(Entries from a dataset of interfaces)

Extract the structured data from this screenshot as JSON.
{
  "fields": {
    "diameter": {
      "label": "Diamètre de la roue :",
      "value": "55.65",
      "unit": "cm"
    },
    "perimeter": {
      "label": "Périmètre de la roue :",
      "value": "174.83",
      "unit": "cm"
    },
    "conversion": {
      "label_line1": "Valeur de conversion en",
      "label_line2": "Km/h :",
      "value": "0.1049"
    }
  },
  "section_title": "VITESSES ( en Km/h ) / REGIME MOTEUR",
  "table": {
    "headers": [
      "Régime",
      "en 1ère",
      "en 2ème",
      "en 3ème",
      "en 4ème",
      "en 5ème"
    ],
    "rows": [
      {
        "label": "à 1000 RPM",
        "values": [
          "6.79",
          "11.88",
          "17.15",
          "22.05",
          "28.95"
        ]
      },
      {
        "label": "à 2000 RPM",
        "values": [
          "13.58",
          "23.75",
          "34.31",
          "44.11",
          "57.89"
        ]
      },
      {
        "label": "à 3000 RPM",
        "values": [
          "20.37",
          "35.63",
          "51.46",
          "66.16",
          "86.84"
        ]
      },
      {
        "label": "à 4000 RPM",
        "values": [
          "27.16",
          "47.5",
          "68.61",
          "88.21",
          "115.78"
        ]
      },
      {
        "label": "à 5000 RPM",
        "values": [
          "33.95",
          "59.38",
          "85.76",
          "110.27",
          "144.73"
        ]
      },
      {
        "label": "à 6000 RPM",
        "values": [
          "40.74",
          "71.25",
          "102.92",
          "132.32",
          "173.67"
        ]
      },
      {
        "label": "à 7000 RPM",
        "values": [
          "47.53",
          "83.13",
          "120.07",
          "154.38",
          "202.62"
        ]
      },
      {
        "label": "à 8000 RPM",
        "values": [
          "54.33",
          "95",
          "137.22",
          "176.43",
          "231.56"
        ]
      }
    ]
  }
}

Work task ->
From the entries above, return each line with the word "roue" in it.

Expected output ->
      "label": "Diamètre de la roue :",
      "label": "Périmètre de la roue :",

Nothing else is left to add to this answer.